= YOUR INSTRUCTIONS =
What lines in the records include the string "JSON"? Return each one.

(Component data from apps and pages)

§

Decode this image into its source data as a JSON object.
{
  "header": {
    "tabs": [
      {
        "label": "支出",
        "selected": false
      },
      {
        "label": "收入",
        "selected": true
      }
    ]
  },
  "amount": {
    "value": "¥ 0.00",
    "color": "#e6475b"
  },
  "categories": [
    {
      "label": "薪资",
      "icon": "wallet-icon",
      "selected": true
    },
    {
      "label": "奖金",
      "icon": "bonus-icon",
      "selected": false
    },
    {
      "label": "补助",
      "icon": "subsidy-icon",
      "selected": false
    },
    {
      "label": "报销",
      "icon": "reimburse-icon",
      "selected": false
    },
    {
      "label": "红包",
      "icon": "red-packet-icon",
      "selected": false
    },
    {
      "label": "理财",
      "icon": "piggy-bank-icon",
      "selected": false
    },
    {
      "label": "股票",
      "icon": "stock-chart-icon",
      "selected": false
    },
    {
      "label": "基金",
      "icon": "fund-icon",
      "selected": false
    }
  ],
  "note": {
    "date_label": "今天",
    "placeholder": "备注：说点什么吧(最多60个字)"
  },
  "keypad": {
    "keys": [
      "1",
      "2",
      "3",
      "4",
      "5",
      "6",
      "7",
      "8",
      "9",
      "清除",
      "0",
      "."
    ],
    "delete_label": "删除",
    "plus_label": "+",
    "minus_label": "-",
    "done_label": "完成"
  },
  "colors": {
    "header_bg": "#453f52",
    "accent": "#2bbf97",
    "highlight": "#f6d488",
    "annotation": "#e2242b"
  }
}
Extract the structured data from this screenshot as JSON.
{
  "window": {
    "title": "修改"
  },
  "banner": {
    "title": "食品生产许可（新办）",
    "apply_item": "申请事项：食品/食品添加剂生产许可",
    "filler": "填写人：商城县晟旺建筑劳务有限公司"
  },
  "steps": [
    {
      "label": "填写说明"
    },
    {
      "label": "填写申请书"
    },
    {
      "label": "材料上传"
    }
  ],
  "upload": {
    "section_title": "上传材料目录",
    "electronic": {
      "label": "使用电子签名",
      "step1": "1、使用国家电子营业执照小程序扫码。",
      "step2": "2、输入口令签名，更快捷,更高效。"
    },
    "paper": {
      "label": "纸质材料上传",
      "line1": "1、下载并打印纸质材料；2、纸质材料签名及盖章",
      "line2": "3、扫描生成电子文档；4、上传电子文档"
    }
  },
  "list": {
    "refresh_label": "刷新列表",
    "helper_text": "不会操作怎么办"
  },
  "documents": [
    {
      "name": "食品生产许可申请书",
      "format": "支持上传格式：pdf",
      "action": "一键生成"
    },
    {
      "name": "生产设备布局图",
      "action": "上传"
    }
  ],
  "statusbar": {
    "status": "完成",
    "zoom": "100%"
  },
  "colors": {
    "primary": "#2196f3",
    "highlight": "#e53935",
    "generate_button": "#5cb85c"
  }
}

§

= EXERCISE RESPONSE =
Decode this image into its source data as a JSON object.
Extract the structured data from this screenshot as JSON.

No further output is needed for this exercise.